Task
The task calls for every line of the data to be retyped exactly.

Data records
━━━━━━━━━━
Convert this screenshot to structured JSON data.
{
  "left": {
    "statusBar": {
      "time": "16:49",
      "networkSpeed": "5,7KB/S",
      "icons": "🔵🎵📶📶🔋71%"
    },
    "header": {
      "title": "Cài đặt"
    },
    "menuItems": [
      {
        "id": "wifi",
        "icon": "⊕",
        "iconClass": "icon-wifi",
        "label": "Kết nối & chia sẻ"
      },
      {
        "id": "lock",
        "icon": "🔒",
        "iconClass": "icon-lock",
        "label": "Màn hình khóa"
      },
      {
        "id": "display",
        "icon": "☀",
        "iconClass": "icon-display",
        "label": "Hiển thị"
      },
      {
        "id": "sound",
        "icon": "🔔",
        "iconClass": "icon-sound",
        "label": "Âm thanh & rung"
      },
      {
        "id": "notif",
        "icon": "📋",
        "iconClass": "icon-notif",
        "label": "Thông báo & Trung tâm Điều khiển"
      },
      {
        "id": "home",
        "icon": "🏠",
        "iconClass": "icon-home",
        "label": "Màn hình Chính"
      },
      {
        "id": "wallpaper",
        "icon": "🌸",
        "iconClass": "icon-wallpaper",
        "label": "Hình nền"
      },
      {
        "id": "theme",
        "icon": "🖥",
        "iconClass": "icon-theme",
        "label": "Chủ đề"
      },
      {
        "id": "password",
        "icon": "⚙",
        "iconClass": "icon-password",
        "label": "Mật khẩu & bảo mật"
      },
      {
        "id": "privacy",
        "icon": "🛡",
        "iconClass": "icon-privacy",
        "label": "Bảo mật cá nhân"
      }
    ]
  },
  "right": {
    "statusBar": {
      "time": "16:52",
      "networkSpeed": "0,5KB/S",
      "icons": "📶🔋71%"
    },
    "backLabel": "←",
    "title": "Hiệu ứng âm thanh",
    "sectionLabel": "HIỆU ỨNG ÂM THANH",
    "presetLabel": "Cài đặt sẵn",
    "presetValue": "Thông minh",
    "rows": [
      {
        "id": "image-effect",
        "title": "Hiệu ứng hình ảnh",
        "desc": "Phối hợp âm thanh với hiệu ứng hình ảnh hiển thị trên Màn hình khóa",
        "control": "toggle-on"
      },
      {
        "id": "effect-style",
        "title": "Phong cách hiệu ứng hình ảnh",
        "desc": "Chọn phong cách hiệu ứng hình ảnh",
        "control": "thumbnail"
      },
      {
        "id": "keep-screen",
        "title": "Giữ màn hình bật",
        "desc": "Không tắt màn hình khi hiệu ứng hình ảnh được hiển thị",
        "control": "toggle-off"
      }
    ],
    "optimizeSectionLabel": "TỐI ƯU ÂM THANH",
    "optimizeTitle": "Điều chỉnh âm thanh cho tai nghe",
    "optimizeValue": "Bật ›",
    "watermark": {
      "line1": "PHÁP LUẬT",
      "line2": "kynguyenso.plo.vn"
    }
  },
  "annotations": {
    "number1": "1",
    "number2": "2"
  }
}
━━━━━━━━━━
Completed exercise
Convert this screenshot to structured JSON data.
{
  "left": {
    "statusBar": {
      "time": "16:49",
      "networkSpeed": "5,7KB/S",
      "icons": "🔵🎵📶📶🔋71%"
    },
    "header": {
      "title": "Cài đặt"
    },
    "menuItems": [
      {
        "id": "wifi",
        "icon": "⊕",
        "iconClass": "icon-wifi",
        "label": "Kết nối & chia sẻ"
      },
      {
        "id": "lock",
        "icon": "🔒",
        "iconClass": "icon-lock",
        "label": "Màn hình khóa"
      },
      {
        "id": "display",
        "icon": "☀",
        "iconClass": "icon-display",
        "label": "Hiển thị"
      },
      {
        "id": "sound",
        "icon": "🔔",
        "iconClass": "icon-sound",
        "label": "Âm thanh & rung"
      },
      {
        "id": "notif",
        "icon": "📋",
        "iconClass": "icon-notif",
        "label": "Thông báo & Trung tâm Điều khiển"
      },
      {
        "id": "home",
        "icon": "🏠",
        "iconClass": "icon-home",
        "label": "Màn hình Chính"
      },
      {
        "id": "wallpaper",
        "icon": "🌸",
        "iconClass": "icon-wallpaper",
        "label": "Hình nền"
      },
      {
        "id": "theme",
        "icon": "🖥",
        "iconClass": "icon-theme",
        "label": "Chủ đề"
      },
      {
        "id": "password",
        "icon": "⚙",
        "iconClass": "icon-password",
        "label": "Mật khẩu & bảo mật"
      },
      {
        "id": "privacy",
        "icon": "🛡",
        "iconClass": "icon-privacy",
        "label": "Bảo mật cá nhân"
      }
    ]
  },
  "right": {
    "statusBar": {
      "time": "16:52",
      "networkSpeed": "0,5KB/S",
      "icons": "📶🔋71%"
    },
    "backLabel": "←",
    "title": "Hiệu ứng âm thanh",
    "sectionLabel": "HIỆU ỨNG ÂM THANH",
    "presetLabel": "Cài đặt sẵn",
    "presetValue": "Thông minh",
    "rows": [
      {
        "id": "image-effect",
        "title": "Hiệu ứng hình ảnh",
        "desc": "Phối hợp âm thanh với hiệu ứng hình ảnh hiển thị trên Màn hình khóa",
        "control": "toggle-on"
      },
      {
        "id": "effect-style",
        "title": "Phong cách hiệu ứng hình ảnh",
        "desc": "Chọn phong cách hiệu ứng hình ảnh",
        "control": "thumbnail"
      },
      {
        "id": "keep-screen",
        "title": "Giữ màn hình bật",
        "desc": "Không tắt màn hình khi hiệu ứng hình ảnh được hiển thị",
        "control": "toggle-off"
      }
    ],
    "optimizeSectionLabel": "TỐI ƯU ÂM THANH",
    "optimizeTitle": "Điều chỉnh âm thanh cho tai nghe",
    "optimizeValue": "Bật ›",
    "watermark": {
      "line1": "PHÁP LUẬT",
      "line2": "kynguyenso.plo.vn"
    }
  },
  "annotations": {
    "number1": "1",
    "number2": "2"
  }
}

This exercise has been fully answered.